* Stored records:

━━━━━━━━━━

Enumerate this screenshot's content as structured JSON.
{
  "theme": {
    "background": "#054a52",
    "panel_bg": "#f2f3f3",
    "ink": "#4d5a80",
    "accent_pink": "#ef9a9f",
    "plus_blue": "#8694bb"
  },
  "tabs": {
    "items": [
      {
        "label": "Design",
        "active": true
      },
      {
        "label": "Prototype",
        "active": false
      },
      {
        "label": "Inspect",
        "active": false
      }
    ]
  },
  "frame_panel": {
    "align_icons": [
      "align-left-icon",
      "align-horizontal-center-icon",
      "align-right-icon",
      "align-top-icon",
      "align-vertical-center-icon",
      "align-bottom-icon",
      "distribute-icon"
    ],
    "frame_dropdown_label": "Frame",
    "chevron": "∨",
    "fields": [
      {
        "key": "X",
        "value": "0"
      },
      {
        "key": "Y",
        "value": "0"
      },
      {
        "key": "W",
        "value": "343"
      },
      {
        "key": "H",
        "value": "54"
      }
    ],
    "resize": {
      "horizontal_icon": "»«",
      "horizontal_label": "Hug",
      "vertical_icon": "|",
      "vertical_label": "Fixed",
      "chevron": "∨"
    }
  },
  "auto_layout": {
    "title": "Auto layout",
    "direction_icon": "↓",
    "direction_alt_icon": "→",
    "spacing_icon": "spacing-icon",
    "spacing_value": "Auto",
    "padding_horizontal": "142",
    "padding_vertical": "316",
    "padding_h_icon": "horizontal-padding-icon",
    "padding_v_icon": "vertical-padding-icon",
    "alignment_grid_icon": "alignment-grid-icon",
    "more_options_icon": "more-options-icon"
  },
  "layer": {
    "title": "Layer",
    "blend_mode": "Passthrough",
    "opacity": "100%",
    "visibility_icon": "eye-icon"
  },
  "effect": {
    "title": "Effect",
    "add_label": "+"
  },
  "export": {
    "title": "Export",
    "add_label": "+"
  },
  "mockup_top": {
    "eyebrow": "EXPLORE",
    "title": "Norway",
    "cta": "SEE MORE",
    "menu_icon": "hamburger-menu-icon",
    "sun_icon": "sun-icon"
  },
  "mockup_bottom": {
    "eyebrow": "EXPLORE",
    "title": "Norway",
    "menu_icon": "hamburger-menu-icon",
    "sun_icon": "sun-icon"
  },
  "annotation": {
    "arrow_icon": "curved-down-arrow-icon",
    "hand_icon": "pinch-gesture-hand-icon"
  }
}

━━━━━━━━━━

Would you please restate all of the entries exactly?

Enumerate this screenshot's content as structured JSON.
{
  "theme": {
    "background": "#054a52",
    "panel_bg": "#f2f3f3",
    "ink": "#4d5a80",
    "accent_pink": "#ef9a9f",
    "plus_blue": "#8694bb"
  },
  "tabs": {
    "items": [
      {
        "label": "Design",
        "active": true
      },
      {
        "label": "Prototype",
        "active": false
      },
      {
        "label": "Inspect",
        "active": false
      }
    ]
  },
  "frame_panel": {
    "align_icons": [
      "align-left-icon",
      "align-horizontal-center-icon",
      "align-right-icon",
      "align-top-icon",
      "align-vertical-center-icon",
      "align-bottom-icon",
      "distribute-icon"
    ],
    "frame_dropdown_label": "Frame",
    "chevron": "∨",
    "fields": [
      {
        "key": "X",
        "value": "0"
      },
      {
        "key": "Y",
        "value": "0"
      },
      {
        "key": "W",
        "value": "343"
      },
      {
        "key": "H",
        "value": "54"
      }
    ],
    "resize": {
      "horizontal_icon": "»«",
      "horizontal_label": "Hug",
      "vertical_icon": "|",
      "vertical_label": "Fixed",
      "chevron": "∨"
    }
  },
  "auto_layout": {
    "title": "Auto layout",
    "direction_icon": "↓",
    "direction_alt_icon": "→",
    "spacing_icon": "spacing-icon",
    "spacing_value": "Auto",
    "padding_horizontal": "142",
    "padding_vertical": "316",
    "padding_h_icon": "horizontal-padding-icon",
    "padding_v_icon": "vertical-padding-icon",
    "alignment_grid_icon": "alignment-grid-icon",
    "more_options_icon": "more-options-icon"
  },
  "layer": {
    "title": "Layer",
    "blend_mode": "Passthrough",
    "opacity": "100%",
    "visibility_icon": "eye-icon"
  },
  "effect": {
    "title": "Effect",
    "add_label": "+"
  },
  "export": {
    "title": "Export",
    "add_label": "+"
  },
  "mockup_top": {
    "eyebrow": "EXPLORE",
    "title": "Norway",
    "cta": "SEE MORE",
    "menu_icon": "hamburger-menu-icon",
    "sun_icon": "sun-icon"
  },
  "mockup_bottom": {
    "eyebrow": "EXPLORE",
    "title": "Norway",
    "menu_icon": "hamburger-menu-icon",
    "sun_icon": "sun-icon"
  },
  "annotation": {
    "arrow_icon": "curved-down-arrow-icon",
    "hand_icon": "pinch-gesture-hand-icon"
  }
}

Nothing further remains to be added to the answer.